▸ **Excerpts from a dataset**
- - -

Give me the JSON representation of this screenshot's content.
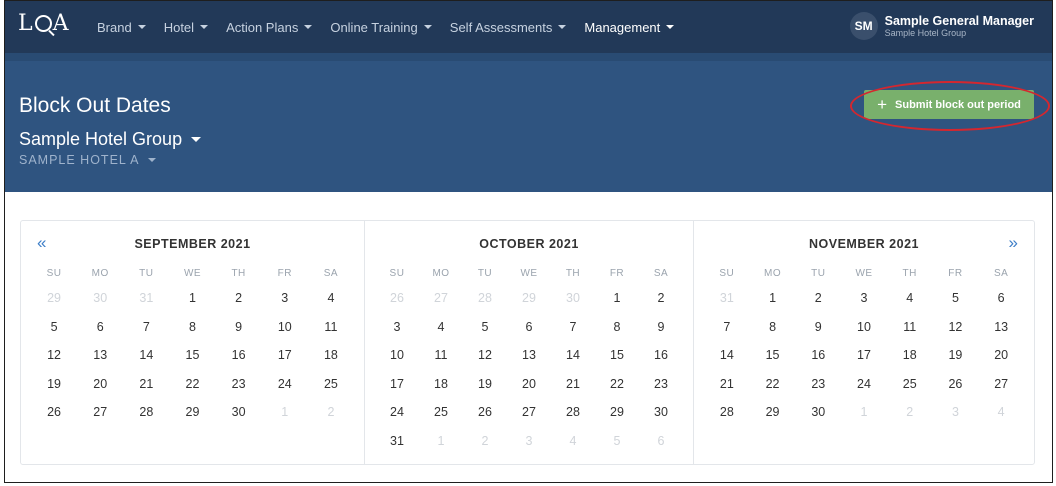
{
  "nav": {
    "logo": {
      "letter_l": "L",
      "letter_a": "A"
    },
    "menu": [
      {
        "label": "Brand",
        "active": false
      },
      {
        "label": "Hotel",
        "active": false
      },
      {
        "label": "Action Plans",
        "active": false
      },
      {
        "label": "Online Training",
        "active": false
      },
      {
        "label": "Self Assessments",
        "active": false
      },
      {
        "label": "Management",
        "active": true
      }
    ],
    "user": {
      "initials": "SM",
      "name": "Sample General Manager",
      "org": "Sample Hotel Group"
    }
  },
  "header": {
    "title": "Block Out Dates",
    "group": "Sample Hotel Group",
    "hotel": "SAMPLE HOTEL A",
    "submit_label": "Submit block out period",
    "submit_icon": "plus-icon"
  },
  "colors": {
    "nav_bg": "#223958",
    "band_bg": "#2f5480",
    "submit_bg": "#79b06c",
    "highlight": "#d4272f",
    "arrow": "#3f7fc8"
  },
  "calendar": {
    "prev_arrow": "«",
    "next_arrow": "»",
    "weekdays": [
      "SU",
      "MO",
      "TU",
      "WE",
      "TH",
      "FR",
      "SA"
    ],
    "months": [
      {
        "title": "SEPTEMBER 2021",
        "days": [
          {
            "d": "29",
            "o": true
          },
          {
            "d": "30",
            "o": true
          },
          {
            "d": "31",
            "o": true
          },
          {
            "d": "1"
          },
          {
            "d": "2"
          },
          {
            "d": "3"
          },
          {
            "d": "4"
          },
          {
            "d": "5"
          },
          {
            "d": "6"
          },
          {
            "d": "7"
          },
          {
            "d": "8"
          },
          {
            "d": "9"
          },
          {
            "d": "10"
          },
          {
            "d": "11"
          },
          {
            "d": "12"
          },
          {
            "d": "13"
          },
          {
            "d": "14"
          },
          {
            "d": "15"
          },
          {
            "d": "16"
          },
          {
            "d": "17"
          },
          {
            "d": "18"
          },
          {
            "d": "19"
          },
          {
            "d": "20"
          },
          {
            "d": "21"
          },
          {
            "d": "22"
          },
          {
            "d": "23"
          },
          {
            "d": "24"
          },
          {
            "d": "25"
          },
          {
            "d": "26"
          },
          {
            "d": "27"
          },
          {
            "d": "28"
          },
          {
            "d": "29"
          },
          {
            "d": "30"
          },
          {
            "d": "1",
            "o": true
          },
          {
            "d": "2",
            "o": true
          }
        ]
      },
      {
        "title": "OCTOBER 2021",
        "days": [
          {
            "d": "26",
            "o": true
          },
          {
            "d": "27",
            "o": true
          },
          {
            "d": "28",
            "o": true
          },
          {
            "d": "29",
            "o": true
          },
          {
            "d": "30",
            "o": true
          },
          {
            "d": "1"
          },
          {
            "d": "2"
          },
          {
            "d": "3"
          },
          {
            "d": "4"
          },
          {
            "d": "5"
          },
          {
            "d": "6"
          },
          {
            "d": "7"
          },
          {
            "d": "8"
          },
          {
            "d": "9"
          },
          {
            "d": "10"
          },
          {
            "d": "11"
          },
          {
            "d": "12"
          },
          {
            "d": "13"
          },
          {
            "d": "14"
          },
          {
            "d": "15"
          },
          {
            "d": "16"
          },
          {
            "d": "17"
          },
          {
            "d": "18"
          },
          {
            "d": "19"
          },
          {
            "d": "20"
          },
          {
            "d": "21"
          },
          {
            "d": "22"
          },
          {
            "d": "23"
          },
          {
            "d": "24"
          },
          {
            "d": "25"
          },
          {
            "d": "26"
          },
          {
            "d": "27"
          },
          {
            "d": "28"
          },
          {
            "d": "29"
          },
          {
            "d": "30"
          },
          {
            "d": "31"
          },
          {
            "d": "1",
            "o": true
          },
          {
            "d": "2",
            "o": true
          },
          {
            "d": "3",
            "o": true
          },
          {
            "d": "4",
            "o": true
          },
          {
            "d": "5",
            "o": true
          },
          {
            "d": "6",
            "o": true
          }
        ]
      },
      {
        "title": "NOVEMBER 2021",
        "days": [
          {
            "d": "31",
            "o": true
          },
          {
            "d": "1"
          },
          {
            "d": "2"
          },
          {
            "d": "3"
          },
          {
            "d": "4"
          },
          {
            "d": "5"
          },
          {
            "d": "6"
          },
          {
            "d": "7"
          },
          {
            "d": "8"
          },
          {
            "d": "9"
          },
          {
            "d": "10"
          },
          {
            "d": "11"
          },
          {
            "d": "12"
          },
          {
            "d": "13"
          },
          {
            "d": "14"
          },
          {
            "d": "15"
          },
          {
            "d": "16"
          },
          {
            "d": "17"
          },
          {
            "d": "18"
          },
          {
            "d": "19"
          },
          {
            "d": "20"
          },
          {
            "d": "21"
          },
          {
            "d": "22"
          },
          {
            "d": "23"
          },
          {
            "d": "24"
          },
          {
            "d": "25"
          },
          {
            "d": "26"
          },
          {
            "d": "27"
          },
          {
            "d": "28"
          },
          {
            "d": "29"
          },
          {
            "d": "30"
          },
          {
            "d": "1",
            "o": true
          },
          {
            "d": "2",
            "o": true
          },
          {
            "d": "3",
            "o": true
          },
          {
            "d": "4",
            "o": true
          }
        ]
      }
    ]
  }
}
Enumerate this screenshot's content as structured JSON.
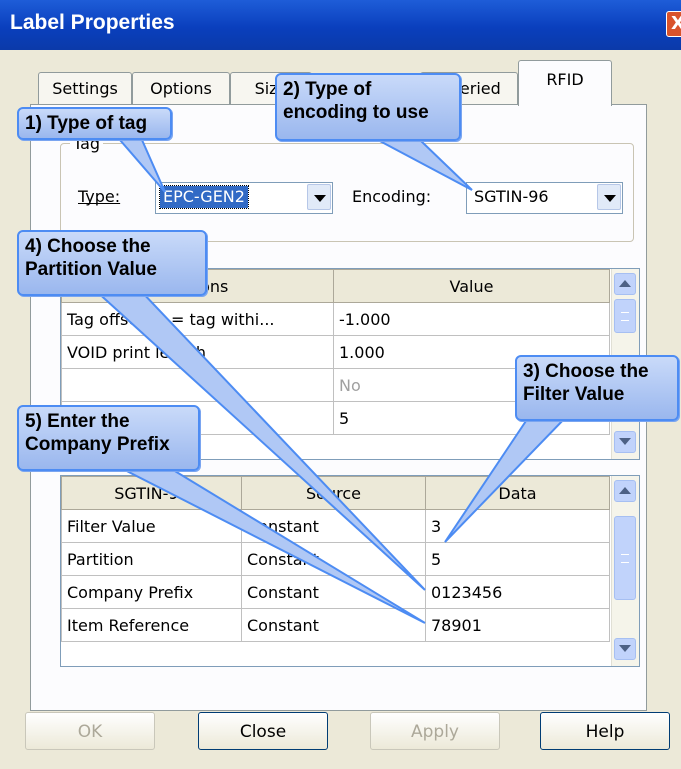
{
  "window": {
    "title": "Label Properties",
    "close_glyph": "X"
  },
  "tabs": [
    "Settings",
    "Options",
    "Size",
    "Queried",
    "RFID"
  ],
  "tag_group": {
    "legend": "Tag",
    "type_label": "Type:",
    "type_value": "EPC-GEN2",
    "encoding_label": "Encoding:",
    "encoding_value": "SGTIN-96"
  },
  "options_grid": {
    "headers": [
      "Options",
      "Value"
    ],
    "rows": [
      {
        "option": "Tag offset (0 = tag withi...",
        "value": "-1.000"
      },
      {
        "option": "VOID print length",
        "value": "1.000"
      },
      {
        "option": "",
        "value": "No"
      },
      {
        "option": "",
        "value": "5"
      }
    ]
  },
  "encoding_grid": {
    "headers": [
      "SGTIN-96",
      "Source",
      "Data"
    ],
    "rows": [
      {
        "field": "Filter Value",
        "source": "Constant",
        "data": "3"
      },
      {
        "field": "Partition",
        "source": "Constant",
        "data": "5"
      },
      {
        "field": "Company Prefix",
        "source": "Constant",
        "data": "0123456"
      },
      {
        "field": "Item Reference",
        "source": "Constant",
        "data": "78901"
      }
    ]
  },
  "buttons": {
    "ok": "OK",
    "close": "Close",
    "apply": "Apply",
    "help": "Help"
  },
  "callouts": {
    "c1": "1) Type of tag",
    "c2_line1": "2) Type of",
    "c2_line2": "encoding to use",
    "c3_line1": "3) Choose the",
    "c3_line2": "Filter Value",
    "c4_line1": "4) Choose the",
    "c4_line2": "Partition Value",
    "c5_line1": "5) Enter the",
    "c5_line2": "Company Prefix"
  },
  "colors": {
    "titlebar": "#0a3fbd",
    "callout_border": "#4d8cf3",
    "callout_fill": "#b0c8f5",
    "selection": "#316ac5"
  }
}
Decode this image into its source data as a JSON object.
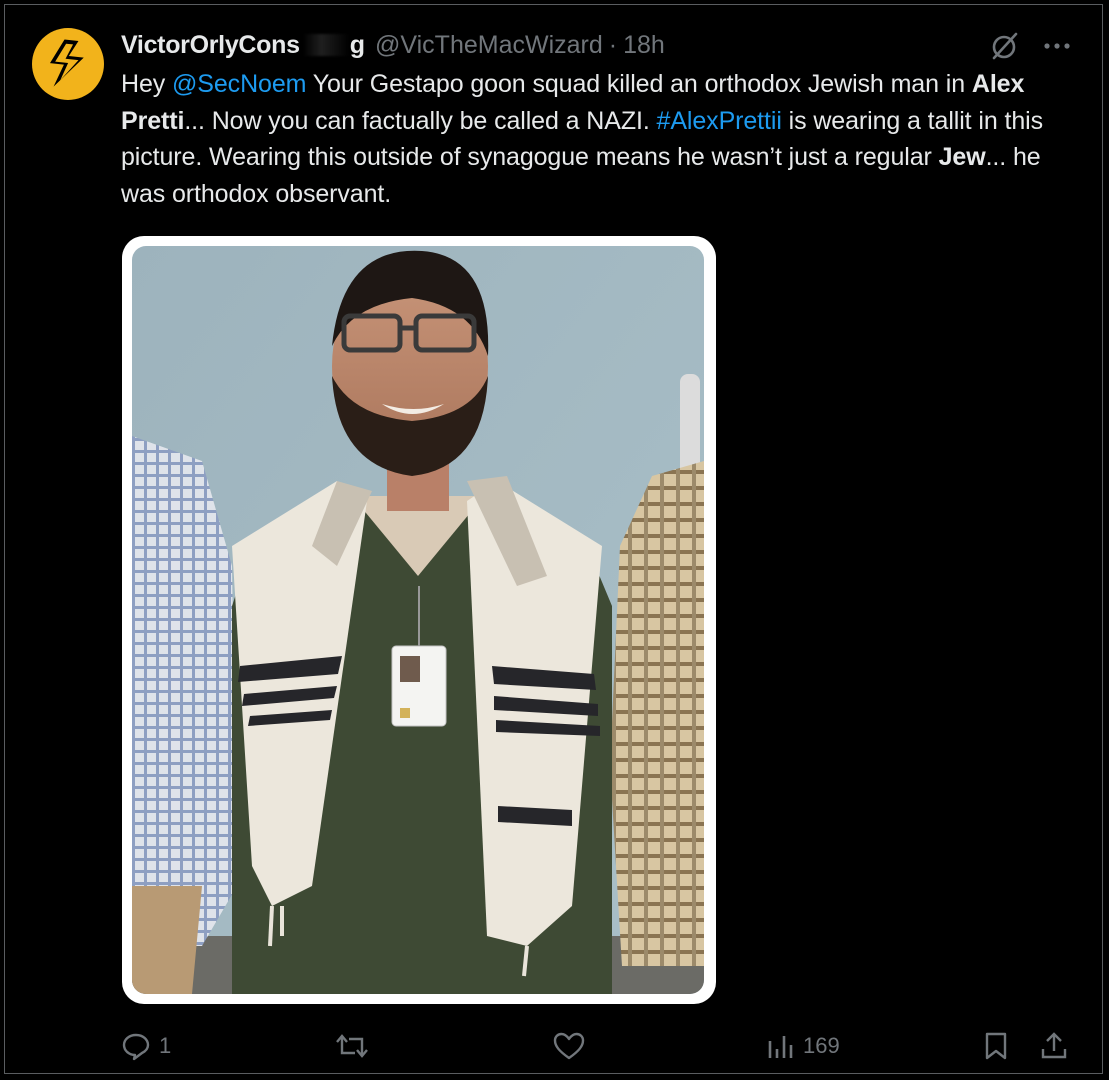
{
  "tweet": {
    "display_name": "VictorOrlyCons",
    "display_name_tail": "g",
    "handle": "@VicTheMacWizard",
    "separator": "·",
    "time": "18h",
    "text": {
      "p1": "Hey ",
      "mention": "@SecNoem",
      "p2": " Your Gestapo goon squad killed an orthodox Jewish man in ",
      "bold1": "Alex Pretti",
      "p3": "... Now you can factually be called a NAZI. ",
      "hashtag": "#AlexPrettii",
      "p4": " is wearing a tallit in this picture. Wearing this outside of synagogue means he wasn’t just a regular ",
      "bold2": "Jew",
      "p5": "... he was orthodox observant."
    }
  },
  "icons": {
    "avatar": "lightning-bolt-icon",
    "top_right": [
      "grok-icon",
      "more-icon"
    ],
    "actions": [
      "reply-icon",
      "retweet-icon",
      "like-icon",
      "views-icon",
      "bookmark-icon",
      "share-icon"
    ]
  },
  "stats": {
    "replies": "1",
    "retweets": "",
    "likes": "",
    "views": "169"
  },
  "colors": {
    "background": "#000000",
    "text": "#e7e9ea",
    "muted": "#71767b",
    "link": "#1d9bf0",
    "avatar": "#f2b31b"
  }
}
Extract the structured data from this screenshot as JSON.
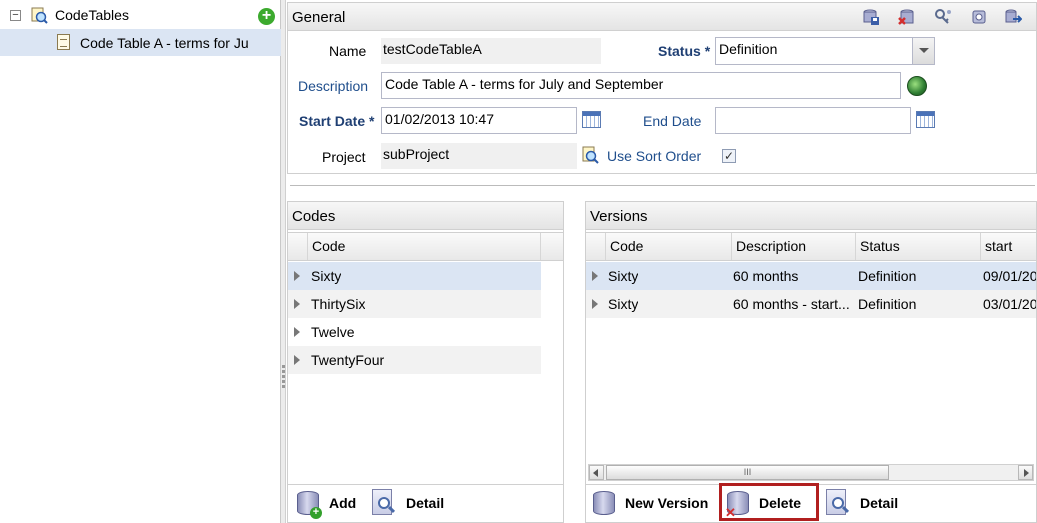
{
  "tree": {
    "root_label": "CodeTables",
    "child_label": "Code Table A - terms for Ju"
  },
  "general": {
    "title": "General",
    "name_label": "Name",
    "name_value": "testCodeTableA",
    "status_label": "Status",
    "status_value": "Definition",
    "description_label": "Description",
    "description_value": "Code Table A - terms for July and September",
    "start_date_label": "Start Date",
    "start_date_value": "01/02/2013 10:47",
    "end_date_label": "End Date",
    "end_date_value": "",
    "project_label": "Project",
    "project_value": "subProject",
    "use_sort_order_label": "Use Sort Order",
    "required_mark": "*",
    "toolbar_icons": [
      "save-icon",
      "delete-icon",
      "key-icon",
      "settings-icon",
      "export-icon"
    ]
  },
  "codes": {
    "title": "Codes",
    "column": "Code",
    "rows": [
      "Sixty",
      "ThirtySix",
      "Twelve",
      "TwentyFour"
    ],
    "add_label": "Add",
    "detail_label": "Detail"
  },
  "versions": {
    "title": "Versions",
    "columns": [
      "Code",
      "Description",
      "Status",
      "start"
    ],
    "rows": [
      {
        "code": "Sixty",
        "description": "60 months",
        "status": "Definition",
        "start": "09/01/20"
      },
      {
        "code": "Sixty",
        "description": "60 months - start...",
        "status": "Definition",
        "start": "03/01/20"
      }
    ],
    "scroll_grip": "III",
    "new_version_label": "New Version",
    "delete_label": "Delete",
    "detail_label": "Detail"
  },
  "colors": {
    "selection": "#dbe5f3",
    "label_blue": "#1f4e8c",
    "highlight_border": "#b11f1f"
  }
}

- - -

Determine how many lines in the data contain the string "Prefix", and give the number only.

2